Columbia Public Library, Training Center
Learn about the library’s digital services for borrowing eBooks, audiobooks, magazines, music, movies and TV shows. Bring your mobile device or laptop. Register for a 45-minute session. An active library card and email account are required. Adults. Registration begins Tuesday, November 25.
At the conclusion of our Book Cover Contest, we prepare for the launch of our next competition, the March Madness Teen Book Tournament. Through a series of votes, we are narrowing our list of the 32 most popular teen books to one grand champion. Each round you vote, your name will be entered into a drawing for a chance to win cool prizes like free book sets or a Barnes & Noble gift card. Subscribe to our blog updates to get program reminders and learn which titles will be advancing to the next round.
We are excited to announce that Amelia Martinez is the first place winner of our Book Cover Contest for her re-imagined artwork for “Burning Blue” by Paul Griffin. In this book, beautiful, smart Nicole is disfigured when acid is thrown in her face. She befriends a computer hacker named Jay while visiting the school psychologist’s office and he resolves to find her attacker. This title is also a 2015 Gateway Award nominee.
Amelia will receive a $20 gift card to Barnes and Noble as her award. Congratulations to all our winners and many thanks to our talented teen patrons for their participation!

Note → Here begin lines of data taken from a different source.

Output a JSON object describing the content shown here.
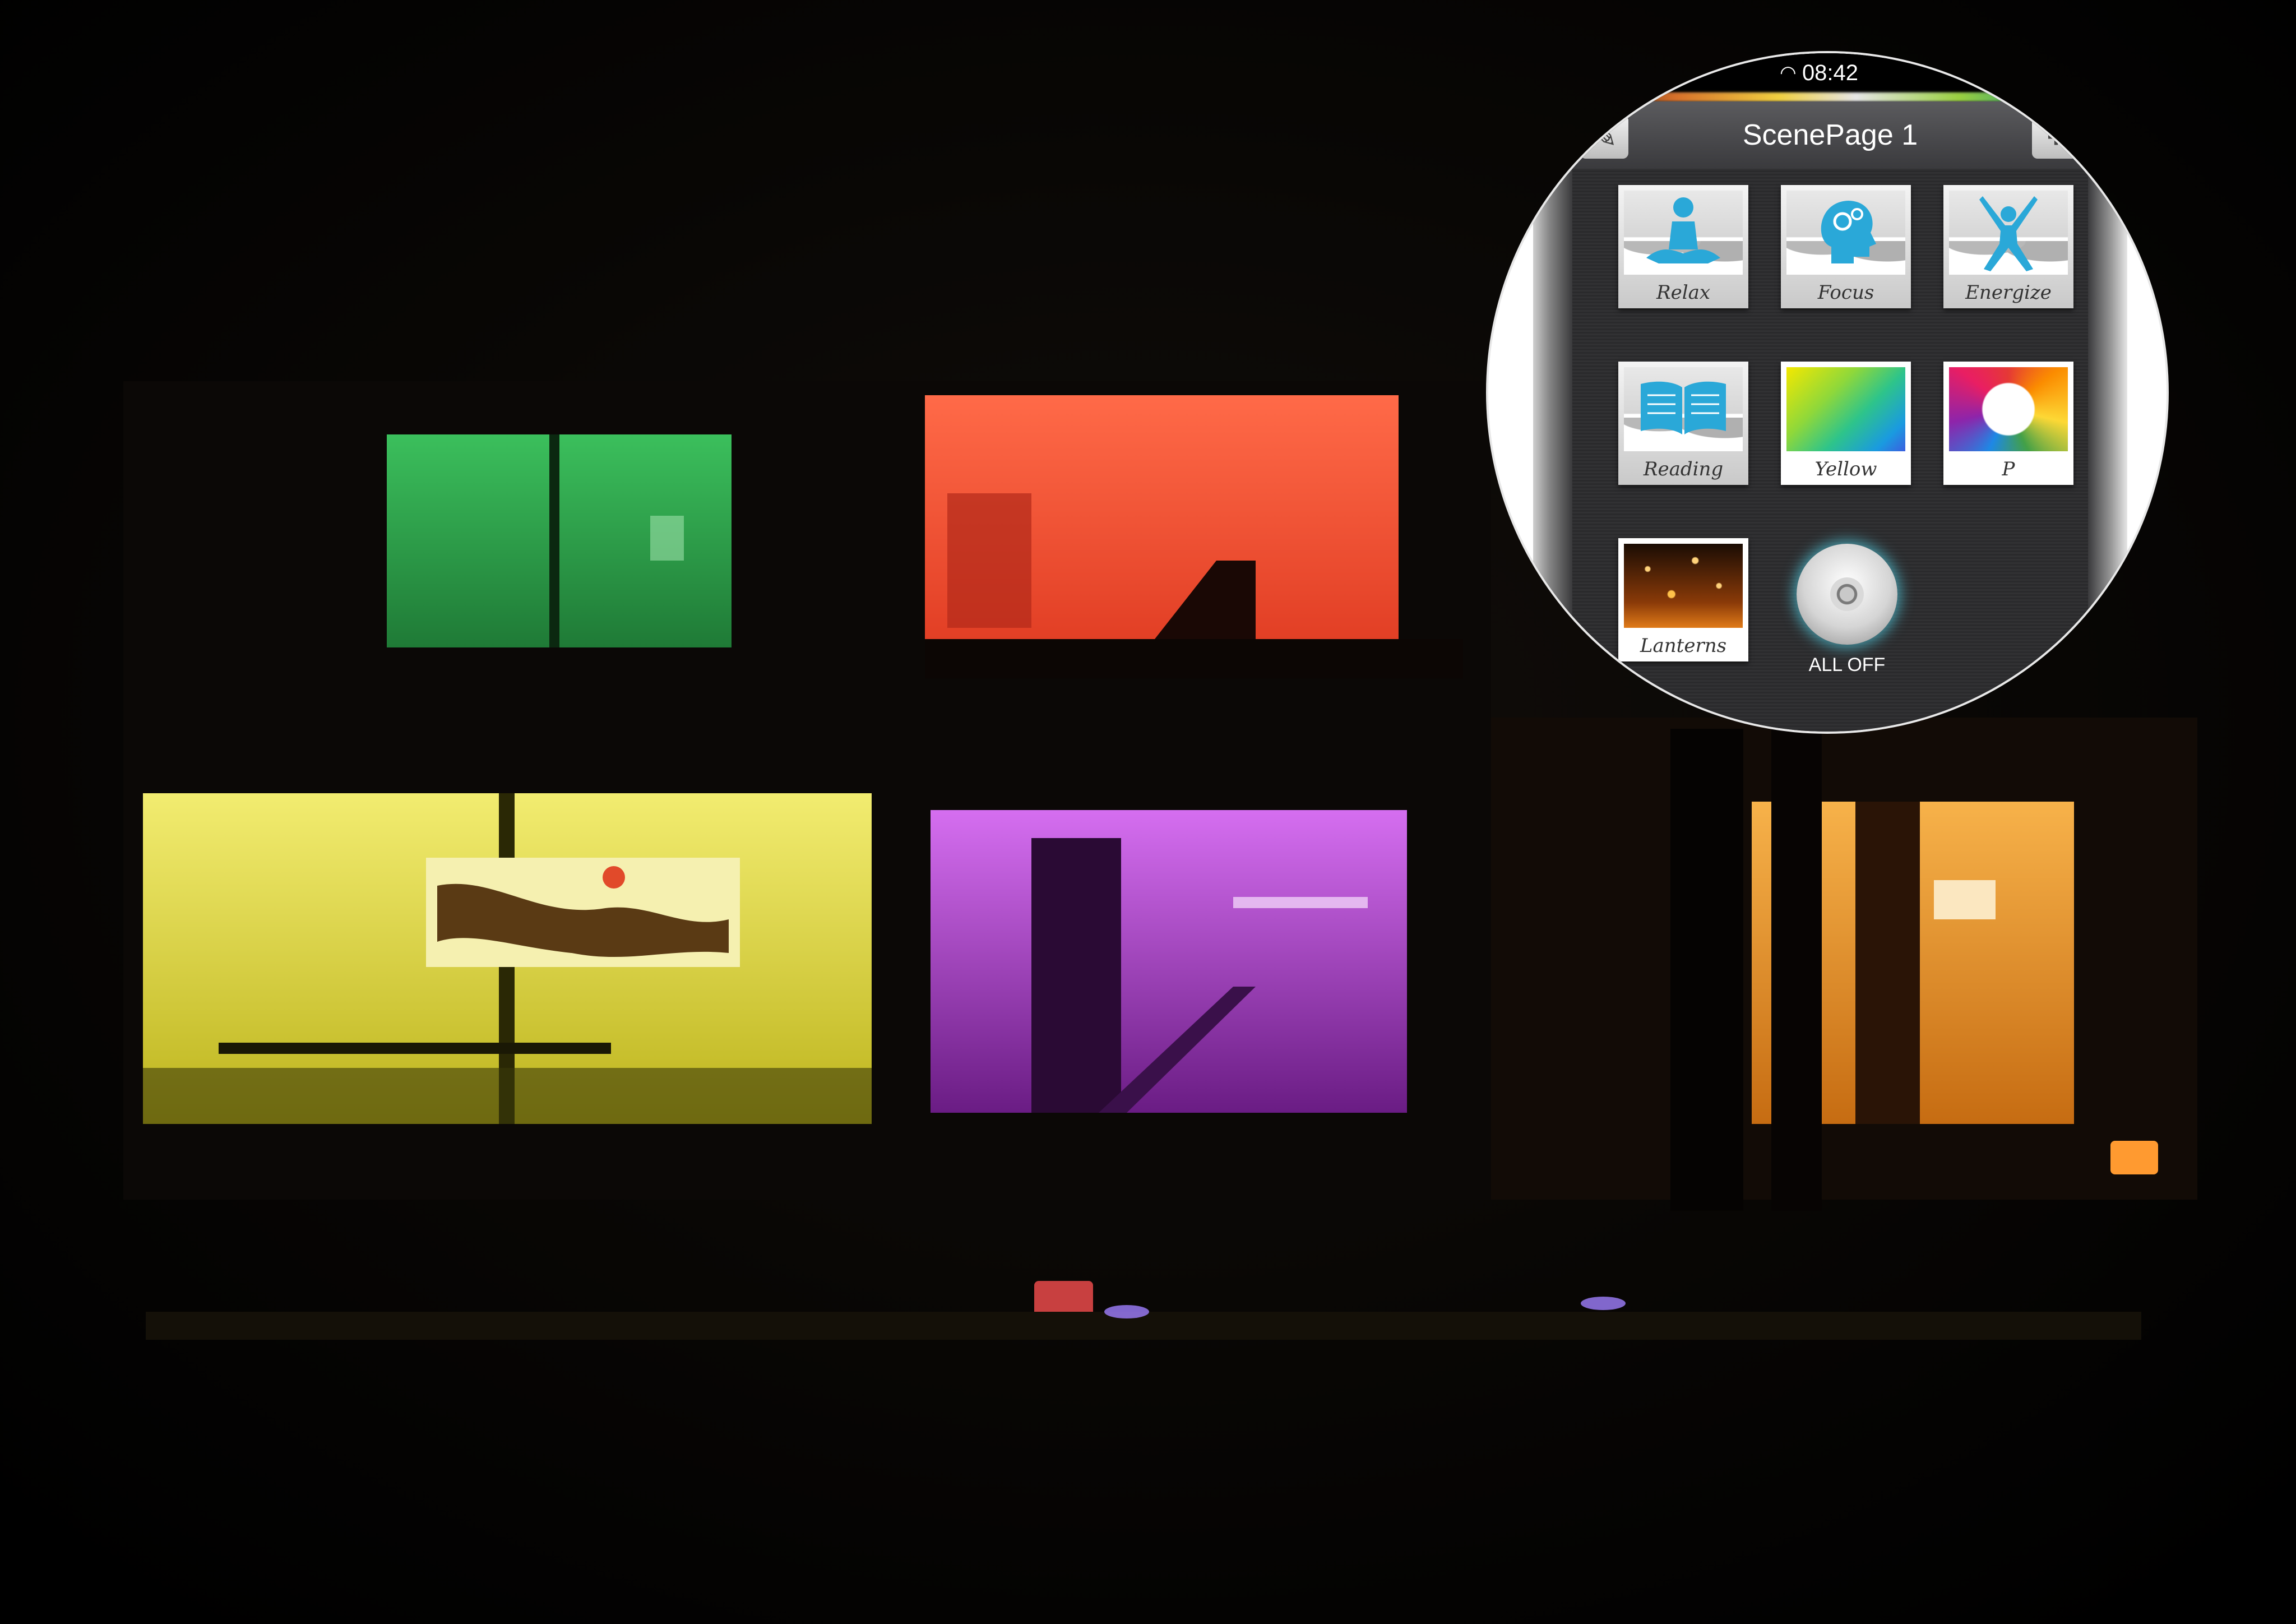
{
  "status_bar": {
    "time": "08:42",
    "wifi_icon": "wifi-icon"
  },
  "nav": {
    "title": "ScenePage 1",
    "edit_icon": "pencil-icon",
    "add_icon": "plus-icon",
    "add_symbol": "+"
  },
  "scenes": [
    {
      "label": "Relax",
      "icon": "meditation-icon"
    },
    {
      "label": "Focus",
      "icon": "head-gears-icon"
    },
    {
      "label": "Energize",
      "icon": "jumping-person-icon"
    },
    {
      "label": "Reading",
      "icon": "open-book-icon"
    },
    {
      "label": "Yellow",
      "icon": "color-gradient-icon"
    },
    {
      "label": "P",
      "icon": "colored-pencils-icon"
    },
    {
      "label": "Lanterns",
      "icon": "lanterns-photo-icon"
    }
  ],
  "all_off": {
    "label": "ALL OFF"
  },
  "colors": {
    "green_room": "#2ea84a",
    "red_room": "#ff5a3c",
    "yellow_room": "#e8e24a",
    "purple_room": "#b93fd6",
    "amber_room": "#f0a030",
    "accent_cyan": "#2aa8d8"
  }
}
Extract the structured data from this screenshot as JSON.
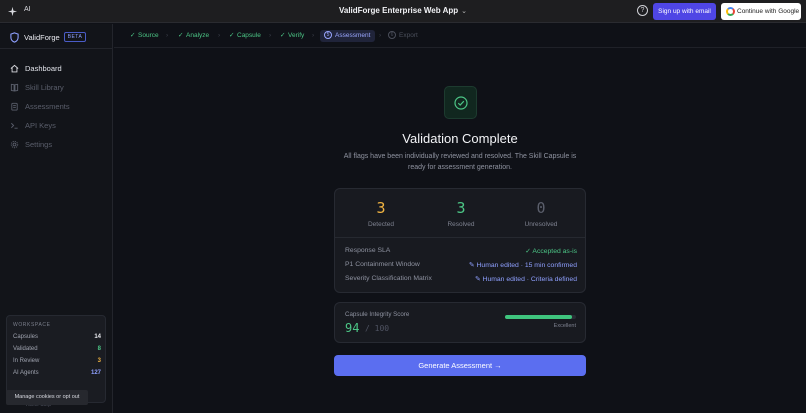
{
  "topbar": {
    "ai_label": "AI",
    "title": "ValidForge Enterprise Web App",
    "title_chevron": "⌄",
    "help_icon": "?",
    "signup_label": "Sign up with email",
    "google_label": "Continue with Google"
  },
  "sidebar": {
    "brand": "ValidForge",
    "badge": "BETA",
    "nav": [
      {
        "label": "Dashboard",
        "icon": "home-icon"
      },
      {
        "label": "Skill Library",
        "icon": "book-icon"
      },
      {
        "label": "Assessments",
        "icon": "clipboard-icon"
      },
      {
        "label": "API Keys",
        "icon": "terminal-icon"
      },
      {
        "label": "Settings",
        "icon": "gear-icon"
      }
    ],
    "workspace": {
      "title": "WORKSPACE",
      "rows": [
        {
          "label": "Capsules",
          "value": "14",
          "color": "#e8e9ee"
        },
        {
          "label": "Validated",
          "value": "8",
          "color": "#4cc686"
        },
        {
          "label": "In Review",
          "value": "3",
          "color": "#f0b341"
        },
        {
          "label": "AI Agents",
          "value": "127",
          "color": "#8fa0ff"
        }
      ]
    },
    "bottom_text": "Acme Corp"
  },
  "cookie_banner": "Manage cookies or opt out",
  "stepper": {
    "steps": [
      {
        "label": "Source",
        "state": "done"
      },
      {
        "label": "Analyze",
        "state": "done"
      },
      {
        "label": "Capsule",
        "state": "done"
      },
      {
        "label": "Verify",
        "state": "done"
      },
      {
        "label": "Assessment",
        "state": "current",
        "number": "5"
      },
      {
        "label": "Export",
        "state": "pending",
        "number": "6"
      }
    ],
    "separator": "›",
    "check": "✓"
  },
  "main": {
    "title": "Validation Complete",
    "subtitle_line1": "All flags have been individually reviewed and resolved. The Skill Capsule is",
    "subtitle_line2": "ready for assessment generation.",
    "stats": [
      {
        "value": "3",
        "label": "Detected",
        "color": "#f0b341"
      },
      {
        "value": "3",
        "label": "Resolved",
        "color": "#4cc686"
      },
      {
        "value": "0",
        "label": "Unresolved",
        "color": "#5b5f6c"
      }
    ],
    "flags": [
      {
        "label": "Response SLA",
        "value": "✓  Accepted as-is",
        "tone": "green"
      },
      {
        "label": "P1 Containment Window",
        "value": "✎  Human edited · 15 min confirmed",
        "tone": "blue"
      },
      {
        "label": "Severity Classification Matrix",
        "value": "✎  Human edited · Criteria defined",
        "tone": "blue"
      }
    ],
    "integrity": {
      "label": "Capsule Integrity Score",
      "score": "94",
      "of": "/  100",
      "level": 0.94,
      "rating": "Excellent"
    },
    "generate_label": "Generate Assessment  →"
  },
  "colors": {
    "accent": "#5b6ef0",
    "success": "#4cc686",
    "warning": "#f0b341"
  }
}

We hope you will check out the gallery of all the eligible entries we received this year!
Originally published at Book Cover Contest: First Place Winner.
During the month of November we are taking your nominations for One Read 2015 and highlighting some of those nominations here at oneread.org. One local reader thinks we should prepare for the eventual take-over of Earth by machines (!) and read “I, Robot” by Isaac Asimov.
Our nominator writes: “Isaac Asimov would have turned 95 in 2015. ‘I, Robot’ is a great collection of sci-fi short stories that might introduce some to the sci-fi genre without trying to tackle something too thick or extreme. Also, a university in Texas created an AI system, then purposely gave it schizophrenia. We need this book to prepare for the impending Robot Wars.”
In “I, Robot,” Asimov chronicles the development of the robot through a series of interlinked stories: from its primitive origins in the present to its ultimate perfection in the not-so-distant future – a future in which humanity itself may be rendered obsolete.
What one book do you think our community should read together in 2015? Nominate a title online, at one of our branches or on the bookmobile by November 30.